Key Ingredient was a multimedia cooking series produced by then-Reader staffer Julia Thiel and food writer/filmmaker Michael Gebert from 2010-2018 in which Chicago’s baddest chefs challenged their colleagues to redeem unusual, underappreciated, or often abhorrent ingredients by showcasing them in beautiful plated dishes that might or might not have been edible.
The chef: Brian Jupiter, Ina Mae Tavern, Frontier
The challenger: Erick Williams, Virtue Restaurant
The ingredient: dry-ass chicken breast
“We always have some leftover chicken,” says Brian Jupiter, who’s been frying plenty of it at Ina Mae Tavern throughout the pandemic.
So he was unfazed when Virtue’s Erick Williams challenged him with “dry-ass chicken breast.” “The first thing you’re trying to do is add some sauce to it,” Jupiter says. “That’s the easy way out.”
Jupiter has been hustling takeout and delivery at both Frontier and Ina Mae (the sno-ball window is open!), teaching virtual cooking classes, as well as cooking 1,000 meals a week for those in need via the Power of 10 Initiative—and somehow finds the time once or twice a day to take Muay Thai kickboxing classes via Zoom.
“I’ve been eating a ton of protein,” he says. “Every way I can get it.” He needs more gas in the tank than mere dry-ass chicken breast can provide. That’s why he threw ground chuck at it, contributing fat and moisture, and the “ultimate protein ball” was born.
Jupiter shredded the chicken, crust and all, but added ancient grains to the mix instead of breadcrumbs. “Quinoa is a new friend of mine,” he says. He tossed onion, garlic, grated parmesan, parsley, thyme, salt, pepper, Cajun seasoning, and an egg into the mix, and deep fried the balls until crispy and—well, what the hell—doused them in barbecue sauce.

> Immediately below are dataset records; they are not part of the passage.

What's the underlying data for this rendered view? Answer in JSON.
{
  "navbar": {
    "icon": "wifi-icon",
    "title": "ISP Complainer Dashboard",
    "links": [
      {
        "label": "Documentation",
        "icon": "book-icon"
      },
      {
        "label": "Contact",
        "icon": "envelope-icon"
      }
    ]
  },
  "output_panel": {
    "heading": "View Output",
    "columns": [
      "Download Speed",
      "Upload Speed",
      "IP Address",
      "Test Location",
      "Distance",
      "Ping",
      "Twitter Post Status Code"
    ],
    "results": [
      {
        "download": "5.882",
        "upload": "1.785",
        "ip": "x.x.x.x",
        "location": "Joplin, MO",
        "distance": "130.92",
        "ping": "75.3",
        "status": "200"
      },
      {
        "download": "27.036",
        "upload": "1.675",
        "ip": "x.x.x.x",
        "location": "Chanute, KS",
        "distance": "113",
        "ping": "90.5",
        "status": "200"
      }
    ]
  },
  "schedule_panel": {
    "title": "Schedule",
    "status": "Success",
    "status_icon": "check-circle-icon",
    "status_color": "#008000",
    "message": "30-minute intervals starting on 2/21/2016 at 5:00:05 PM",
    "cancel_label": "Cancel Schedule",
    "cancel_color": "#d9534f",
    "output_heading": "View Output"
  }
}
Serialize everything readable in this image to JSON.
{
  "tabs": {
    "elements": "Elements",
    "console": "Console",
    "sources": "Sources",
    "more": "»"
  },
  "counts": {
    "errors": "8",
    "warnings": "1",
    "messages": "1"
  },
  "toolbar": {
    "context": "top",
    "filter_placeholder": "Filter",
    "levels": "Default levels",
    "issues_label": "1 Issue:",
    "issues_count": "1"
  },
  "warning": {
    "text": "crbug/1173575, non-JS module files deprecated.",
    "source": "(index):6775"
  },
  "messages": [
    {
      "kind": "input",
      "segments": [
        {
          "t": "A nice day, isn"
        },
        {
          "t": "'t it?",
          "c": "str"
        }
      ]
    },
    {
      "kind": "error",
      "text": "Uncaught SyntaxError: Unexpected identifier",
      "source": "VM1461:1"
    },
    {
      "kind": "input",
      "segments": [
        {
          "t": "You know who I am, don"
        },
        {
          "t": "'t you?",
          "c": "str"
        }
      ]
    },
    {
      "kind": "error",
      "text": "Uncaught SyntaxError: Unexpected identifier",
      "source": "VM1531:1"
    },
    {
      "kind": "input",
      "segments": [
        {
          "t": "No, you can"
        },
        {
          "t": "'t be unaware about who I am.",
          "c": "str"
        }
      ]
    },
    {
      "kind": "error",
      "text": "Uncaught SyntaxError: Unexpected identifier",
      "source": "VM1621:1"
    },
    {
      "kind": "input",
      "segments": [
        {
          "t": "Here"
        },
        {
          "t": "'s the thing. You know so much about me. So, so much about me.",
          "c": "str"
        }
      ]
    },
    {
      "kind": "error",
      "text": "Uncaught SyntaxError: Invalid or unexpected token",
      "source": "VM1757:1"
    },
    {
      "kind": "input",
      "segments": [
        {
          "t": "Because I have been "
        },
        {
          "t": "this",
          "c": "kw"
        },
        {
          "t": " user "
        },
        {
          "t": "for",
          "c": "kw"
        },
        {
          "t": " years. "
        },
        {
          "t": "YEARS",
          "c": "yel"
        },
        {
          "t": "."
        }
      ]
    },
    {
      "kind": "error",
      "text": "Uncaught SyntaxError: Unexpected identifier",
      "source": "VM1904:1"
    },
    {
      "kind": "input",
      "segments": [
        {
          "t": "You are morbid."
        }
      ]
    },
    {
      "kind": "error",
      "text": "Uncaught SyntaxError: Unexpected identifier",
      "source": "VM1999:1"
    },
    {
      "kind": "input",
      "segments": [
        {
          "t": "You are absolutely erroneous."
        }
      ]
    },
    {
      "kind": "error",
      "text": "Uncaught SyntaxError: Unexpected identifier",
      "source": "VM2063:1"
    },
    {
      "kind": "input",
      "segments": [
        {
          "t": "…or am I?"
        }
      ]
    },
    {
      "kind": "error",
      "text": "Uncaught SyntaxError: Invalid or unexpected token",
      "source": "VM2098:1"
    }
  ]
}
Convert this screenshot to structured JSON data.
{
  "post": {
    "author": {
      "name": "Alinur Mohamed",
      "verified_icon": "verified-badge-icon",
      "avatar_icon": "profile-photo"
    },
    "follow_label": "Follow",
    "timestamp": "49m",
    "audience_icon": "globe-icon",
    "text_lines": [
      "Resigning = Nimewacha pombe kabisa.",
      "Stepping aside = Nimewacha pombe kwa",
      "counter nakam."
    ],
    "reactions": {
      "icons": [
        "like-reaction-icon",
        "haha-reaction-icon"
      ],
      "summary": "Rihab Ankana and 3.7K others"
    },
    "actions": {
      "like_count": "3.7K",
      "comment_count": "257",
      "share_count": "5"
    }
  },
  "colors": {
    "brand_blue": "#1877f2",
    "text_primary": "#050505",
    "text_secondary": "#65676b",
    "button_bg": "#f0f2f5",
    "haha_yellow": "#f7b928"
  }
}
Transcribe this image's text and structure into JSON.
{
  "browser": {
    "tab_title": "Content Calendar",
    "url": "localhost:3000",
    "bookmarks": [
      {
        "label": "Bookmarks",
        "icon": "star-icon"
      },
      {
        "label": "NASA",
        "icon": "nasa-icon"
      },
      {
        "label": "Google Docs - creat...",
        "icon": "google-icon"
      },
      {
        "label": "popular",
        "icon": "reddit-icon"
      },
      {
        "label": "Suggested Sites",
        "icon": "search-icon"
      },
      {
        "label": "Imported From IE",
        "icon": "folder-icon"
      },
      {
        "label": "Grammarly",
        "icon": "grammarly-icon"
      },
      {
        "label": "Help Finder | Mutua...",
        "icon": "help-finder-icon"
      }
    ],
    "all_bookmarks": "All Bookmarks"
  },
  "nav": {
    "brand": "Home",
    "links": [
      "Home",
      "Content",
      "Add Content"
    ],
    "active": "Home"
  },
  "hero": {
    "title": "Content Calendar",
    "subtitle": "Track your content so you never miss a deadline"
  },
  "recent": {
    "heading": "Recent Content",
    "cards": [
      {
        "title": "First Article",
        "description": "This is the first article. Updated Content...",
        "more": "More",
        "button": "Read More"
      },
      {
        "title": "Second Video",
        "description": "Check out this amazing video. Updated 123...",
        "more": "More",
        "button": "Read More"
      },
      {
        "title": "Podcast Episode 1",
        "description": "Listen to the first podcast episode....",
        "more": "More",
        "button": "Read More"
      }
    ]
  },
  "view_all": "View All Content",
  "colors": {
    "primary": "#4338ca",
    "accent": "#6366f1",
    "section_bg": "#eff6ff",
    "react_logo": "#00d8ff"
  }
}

He gives the rest of us permission to panfry, but he doesn’t have time for that. On Friday he reopened the beer garden and patio at Frontier, with a limited menu of smoked and grilled meats, sides, and a full bar. Ina Mae opened its patio last Wednesday, serving up po’ boys, seafood towers, and beignets just days after opportunists popped off up and down Milwaukee Avenue in Wicker Park.
“It got a little bit crazy,” he says. “But I definitely keep moving. I need that. I don’t like to sit still. You gotta fight to keep stuff going.” v
“I always give him shit,” says Jupiter. “‘You stick with all the fancy stuff. Let me cook the fried chicken.’” For that, Wolen must redeem the yardbird’s muscular gastric mill, a notoriously tough nugget that it uses to grind its food.
“Gizzards are tricky,” says Jupiter. “You can screw them up really easily. I think the biggest mistake you can make is throw them in some chicken dredge and fry them up.”
Kinda sticks in your craw, doesn’t it, Wolen?
Chef Jup’s Protein-Packed Meatballs
1 pound ground beef ground chuck
1/2 pound dry-ass chicken breast, fried, left overnight, and shredded with batter
1 cup quinoa, cooked
1 teaspoon minced garlic
1/4 cup chopped parsley
1 teaspoon chopped thyme
1/4 cup grated parmesan
1/4 cup onion
Cajun seasoning to taste
Salt and pepper to taste
Combine all ingredients in a bowl, and mix gently. Form into meatballs. In an oiled skillet, panfry over medium-high heat until evenly browned and crispy. Serve with barbecue sauce.